My friend Pauline Town supports homeless people from her pub and music venue in Greater Manchester . The gigs she puts on 5 nights a week raise money that helps feed and house the homeless people in the local town. It's a real community effort and musicians play gigs to help her out. But now she was facing a crisis - the pub had to shut and that meant no more gigs and no more money for packed lunches or rent deposits.
Joe Solo, a musician and activist, sprang into action and before I knew it I was helping Joe organise a virtual Facebook music festival. We hit up friends and contacts and soon we had 36 artists booked. We could have filled the bill three times over. Billy Bragg agreed to help us, Grace Petrie too, Sid Griffin from the Long Ryders and before long we had 26,000 people joining the private facebook group which became our festival site. Talk about learning curve! Artist liaison, stage management, graphic design, press, so much to learn. On Easter weekend we put on 12 hours of quality live music. People threw themselves into the festival spirit. We saw photos of bunting and banners, of tents set up in back gardens, BBQs, face painting. By the time it was over we'd raised £28,000. That money will keep Pauline going well into 2021. Securing the future of the vital work she does in one of the most deprived areas of the UK.
This virus has really brought home just how vulnerable we all are, but it's also showing the best of people. As a freelancer, living month to month, I'm usually focussed on my own issues but it's good to volunteer time to others. My own problems didn't disappear but it felt amazing to help make that festival happen. Since then, thanks to an Arts Council Emergency grant, I'm weathering the storm and looking for the positives. I'm learning loads of new skills, especially around live streaming and audio/video production. I'm even recording a podcast.
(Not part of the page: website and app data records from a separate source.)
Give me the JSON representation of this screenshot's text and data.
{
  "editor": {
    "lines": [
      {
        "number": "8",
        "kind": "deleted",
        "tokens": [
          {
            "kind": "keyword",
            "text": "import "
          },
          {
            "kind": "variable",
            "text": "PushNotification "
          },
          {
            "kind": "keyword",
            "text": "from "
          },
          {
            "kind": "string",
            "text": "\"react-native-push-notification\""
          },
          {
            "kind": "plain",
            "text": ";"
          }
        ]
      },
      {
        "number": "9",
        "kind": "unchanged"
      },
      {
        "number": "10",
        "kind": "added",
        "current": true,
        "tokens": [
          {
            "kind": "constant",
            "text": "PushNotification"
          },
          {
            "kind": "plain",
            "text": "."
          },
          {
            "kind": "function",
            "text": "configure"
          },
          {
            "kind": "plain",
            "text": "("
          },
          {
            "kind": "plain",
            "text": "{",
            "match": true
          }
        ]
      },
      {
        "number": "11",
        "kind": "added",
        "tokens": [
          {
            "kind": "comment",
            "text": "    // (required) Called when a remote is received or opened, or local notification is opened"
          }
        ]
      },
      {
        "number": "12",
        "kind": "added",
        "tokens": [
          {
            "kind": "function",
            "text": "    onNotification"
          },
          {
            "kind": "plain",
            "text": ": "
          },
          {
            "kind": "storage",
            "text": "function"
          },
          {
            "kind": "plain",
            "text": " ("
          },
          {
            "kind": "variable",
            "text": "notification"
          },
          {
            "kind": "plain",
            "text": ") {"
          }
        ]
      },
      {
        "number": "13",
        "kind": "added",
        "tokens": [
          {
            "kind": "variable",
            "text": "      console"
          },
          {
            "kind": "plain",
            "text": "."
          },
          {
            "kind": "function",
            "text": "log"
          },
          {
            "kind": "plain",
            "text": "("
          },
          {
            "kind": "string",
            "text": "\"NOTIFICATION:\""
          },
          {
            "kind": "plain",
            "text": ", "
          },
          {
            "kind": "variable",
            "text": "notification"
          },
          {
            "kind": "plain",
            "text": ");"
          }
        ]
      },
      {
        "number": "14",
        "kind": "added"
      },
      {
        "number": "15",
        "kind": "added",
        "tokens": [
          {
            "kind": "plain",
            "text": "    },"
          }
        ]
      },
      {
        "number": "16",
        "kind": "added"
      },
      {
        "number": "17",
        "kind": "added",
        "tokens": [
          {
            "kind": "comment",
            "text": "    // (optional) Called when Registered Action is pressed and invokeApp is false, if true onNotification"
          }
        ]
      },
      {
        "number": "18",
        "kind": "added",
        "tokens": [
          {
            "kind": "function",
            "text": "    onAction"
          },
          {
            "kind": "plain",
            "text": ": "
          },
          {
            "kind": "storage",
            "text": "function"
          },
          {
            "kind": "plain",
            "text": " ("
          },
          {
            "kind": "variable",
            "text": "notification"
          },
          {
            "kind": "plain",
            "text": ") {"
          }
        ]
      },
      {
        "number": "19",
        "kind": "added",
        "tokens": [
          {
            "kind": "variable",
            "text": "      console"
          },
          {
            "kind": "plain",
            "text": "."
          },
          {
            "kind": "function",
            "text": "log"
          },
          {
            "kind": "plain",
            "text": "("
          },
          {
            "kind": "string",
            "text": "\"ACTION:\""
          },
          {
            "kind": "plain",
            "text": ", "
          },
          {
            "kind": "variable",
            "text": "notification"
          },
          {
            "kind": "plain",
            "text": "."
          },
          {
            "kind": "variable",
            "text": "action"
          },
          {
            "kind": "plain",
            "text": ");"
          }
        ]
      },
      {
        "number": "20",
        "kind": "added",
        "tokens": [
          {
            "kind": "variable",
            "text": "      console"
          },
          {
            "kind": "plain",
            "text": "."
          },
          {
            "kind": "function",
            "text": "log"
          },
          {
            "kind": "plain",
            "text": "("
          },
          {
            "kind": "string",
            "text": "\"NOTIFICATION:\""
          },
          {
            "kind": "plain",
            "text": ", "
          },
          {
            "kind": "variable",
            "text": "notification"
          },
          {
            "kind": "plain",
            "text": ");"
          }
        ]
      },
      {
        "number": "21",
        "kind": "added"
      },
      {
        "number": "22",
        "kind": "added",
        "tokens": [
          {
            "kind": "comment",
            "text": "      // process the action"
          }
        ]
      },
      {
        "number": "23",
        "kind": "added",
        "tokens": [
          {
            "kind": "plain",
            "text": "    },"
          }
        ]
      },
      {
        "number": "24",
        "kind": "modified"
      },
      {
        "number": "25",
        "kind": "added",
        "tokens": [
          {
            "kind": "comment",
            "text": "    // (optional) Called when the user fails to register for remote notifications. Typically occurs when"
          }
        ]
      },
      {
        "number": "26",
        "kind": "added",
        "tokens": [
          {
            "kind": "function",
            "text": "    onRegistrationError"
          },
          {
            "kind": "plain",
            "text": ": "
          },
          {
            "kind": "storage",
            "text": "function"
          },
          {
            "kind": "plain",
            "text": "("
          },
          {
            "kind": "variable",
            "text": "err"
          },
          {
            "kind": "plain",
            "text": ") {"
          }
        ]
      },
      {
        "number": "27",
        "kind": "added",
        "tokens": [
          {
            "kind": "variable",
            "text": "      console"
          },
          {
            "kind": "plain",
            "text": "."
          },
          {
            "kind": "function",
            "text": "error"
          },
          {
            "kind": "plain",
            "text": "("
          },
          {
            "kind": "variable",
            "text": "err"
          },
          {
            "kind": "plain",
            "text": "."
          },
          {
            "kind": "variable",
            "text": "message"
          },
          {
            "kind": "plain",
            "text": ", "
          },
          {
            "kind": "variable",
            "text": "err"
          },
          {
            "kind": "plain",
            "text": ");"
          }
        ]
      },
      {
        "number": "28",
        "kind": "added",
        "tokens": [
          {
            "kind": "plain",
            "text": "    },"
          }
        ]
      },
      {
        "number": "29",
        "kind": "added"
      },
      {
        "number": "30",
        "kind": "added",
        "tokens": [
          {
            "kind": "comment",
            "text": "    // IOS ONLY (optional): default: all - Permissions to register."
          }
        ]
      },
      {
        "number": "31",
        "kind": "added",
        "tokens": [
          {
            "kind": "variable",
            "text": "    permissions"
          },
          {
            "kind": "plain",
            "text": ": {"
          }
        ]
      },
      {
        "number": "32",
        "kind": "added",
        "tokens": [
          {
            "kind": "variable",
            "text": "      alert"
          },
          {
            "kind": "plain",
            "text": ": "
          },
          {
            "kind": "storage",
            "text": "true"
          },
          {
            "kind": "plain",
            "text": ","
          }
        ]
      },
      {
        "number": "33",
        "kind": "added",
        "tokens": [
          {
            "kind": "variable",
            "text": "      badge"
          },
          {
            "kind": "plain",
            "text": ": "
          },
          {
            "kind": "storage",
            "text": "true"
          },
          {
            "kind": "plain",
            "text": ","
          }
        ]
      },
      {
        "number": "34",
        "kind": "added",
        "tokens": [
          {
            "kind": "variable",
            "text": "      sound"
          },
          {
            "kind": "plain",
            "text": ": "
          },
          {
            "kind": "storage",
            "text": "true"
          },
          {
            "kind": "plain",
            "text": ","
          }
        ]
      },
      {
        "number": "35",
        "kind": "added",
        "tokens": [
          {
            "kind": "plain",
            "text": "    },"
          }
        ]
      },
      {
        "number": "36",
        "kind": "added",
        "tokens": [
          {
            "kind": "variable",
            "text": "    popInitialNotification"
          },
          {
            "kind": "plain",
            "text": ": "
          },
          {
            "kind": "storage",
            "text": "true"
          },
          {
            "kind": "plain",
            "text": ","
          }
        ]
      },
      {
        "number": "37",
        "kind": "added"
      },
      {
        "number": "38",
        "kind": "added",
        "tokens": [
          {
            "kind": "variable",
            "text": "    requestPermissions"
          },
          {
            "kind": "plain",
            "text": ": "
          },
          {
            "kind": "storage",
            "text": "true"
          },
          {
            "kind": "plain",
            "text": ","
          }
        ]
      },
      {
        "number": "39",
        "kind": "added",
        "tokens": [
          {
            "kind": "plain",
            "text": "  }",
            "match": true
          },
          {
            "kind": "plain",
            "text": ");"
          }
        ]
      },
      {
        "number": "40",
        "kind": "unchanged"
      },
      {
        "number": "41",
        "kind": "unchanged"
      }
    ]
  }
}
I've had much more time to devote to releasing my album and although I'm not able to tour it, the extra time will mean I can hopefully do a better job promoting it. It's certainly been an experience I will not forget.
Matt Hill's Savage Pilgrims is released on July 6th